WKT (Well-Known Text) is a great way to represent points, lines and polygons. It treats them as points, strings-of-points and strings-of-points-in-a-loop, respectively.
The rules for building WKT representations are simple. Points are longitude first, latitude second. There is a single space between numbers, and a single comma between points. There are parentheses around points and linestrings, and parentheses around each individual polygon as well. The last point in a polygon is the same as the first point. The following three examples of WKT geometry from a well-known location in Copenhagen are illustrated here.
POINT (12.559220 55.702230)
LINESTRING (12.559245 55.702060,12.559479 55.702275,12.559272 55.702346,12.559031 55.702122)
POLYGON ((12.559245 55.702060,12.559479 55.702275,12.559272 55.702346,12.559031 55.702122,12.559245 55.702060))
In my data auditing for Pensoft Publishers, I’ve recently seen what seems to be a fault in software used to generate WKT data for Darwin Core tables. Here’s an example:
decimalLatitude = 43.32552
decimalLongitude = 6.35002
footprintWKT = POINT(6.350019999900324 43)
I don’t know what program was used to build the WKT, but it has rounded or truncated the decimal latitude to a whole number of degrees, which is a serious error. (It may also have expanded the original decimal longitude - see this community forum post - but that isn’t a mistake.)
Please check for this latitude problem if you are using the footprintWKT field in your Darwin Core tables.
Because the WKT format is simple, you might consider building your own WKT from latitude/longitude data. In a spreadsheet, a point WKT is easily built from latitude and longitude entries using a formula.
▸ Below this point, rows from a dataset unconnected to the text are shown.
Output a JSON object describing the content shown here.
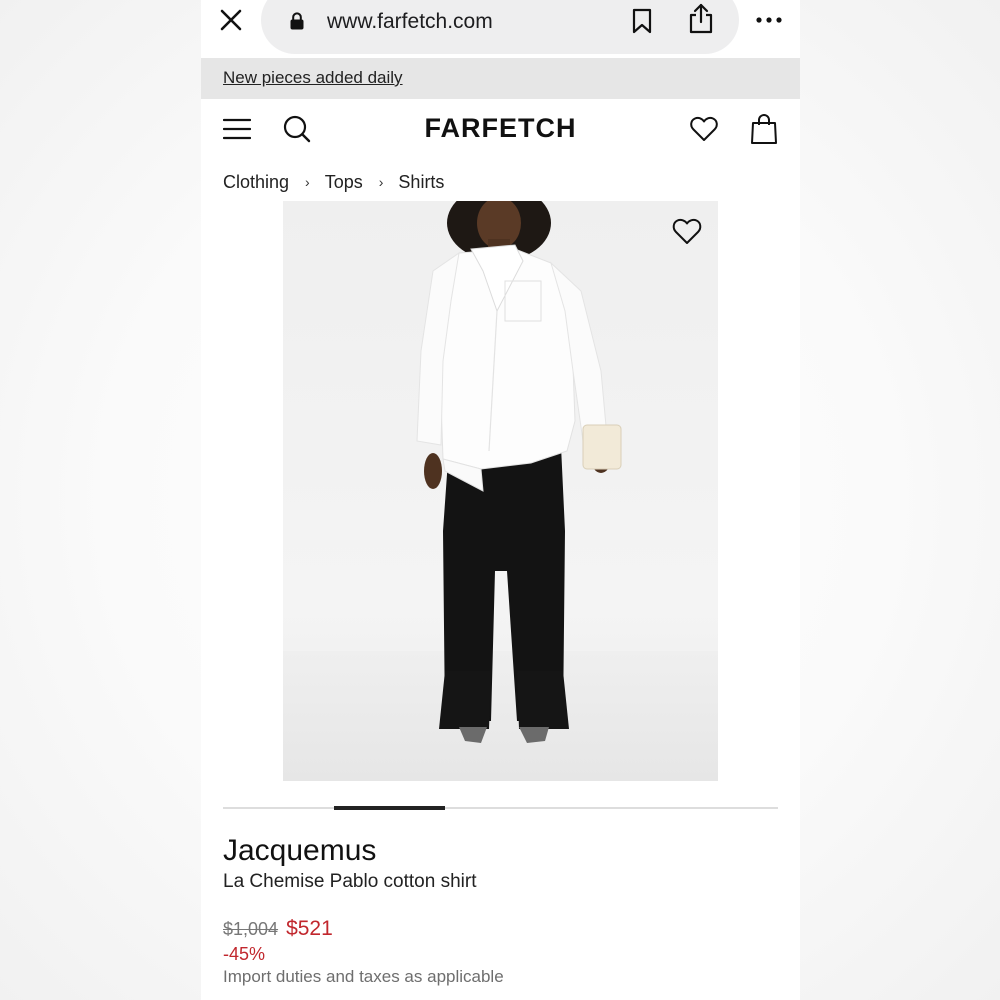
{
  "browser": {
    "url": "www.farfetch.com"
  },
  "promo": {
    "text": "New pieces added daily"
  },
  "header": {
    "logo": "FARFETCH"
  },
  "breadcrumb": {
    "items": [
      "Clothing",
      "Tops",
      "Shirts"
    ],
    "separator": "›"
  },
  "gallery": {
    "image_description": "product photo",
    "active_slide_index": 2,
    "slide_count": 5
  },
  "product": {
    "brand": "Jacquemus",
    "name": "La Chemise Pablo cotton shirt",
    "original_price": "$1,004",
    "sale_price": "$521",
    "discount": "-45%",
    "duties_note": "Import duties and taxes as applicable"
  },
  "colors": {
    "sale_red": "#c1272d",
    "banner_gray": "#e6e6e6",
    "url_bar_gray": "#eeeeef"
  },
  "icons": [
    "close-icon",
    "lock-icon",
    "bookmark-icon",
    "share-icon",
    "more-icon",
    "menu-icon",
    "search-icon",
    "heart-icon",
    "bag-icon"
  ]
}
Linestring and polygon WKT can also be built in a spreadsheet, but might be more easily constructed on the command line.
Suppose I have these 5 latitude/longitude points from a marine transect in the North Atlantic Ocean:
Saving the points as the file “transect.txt”, I would use AWK and sed to build the linestring WKT:
For checking WKT representations on a map, I highly recommend Clyde D’Cruz’s OpenStreetMap WKT Playground, which displays my 5-point transect this way:
Robert Mesibov (“datafixer”); email@example.com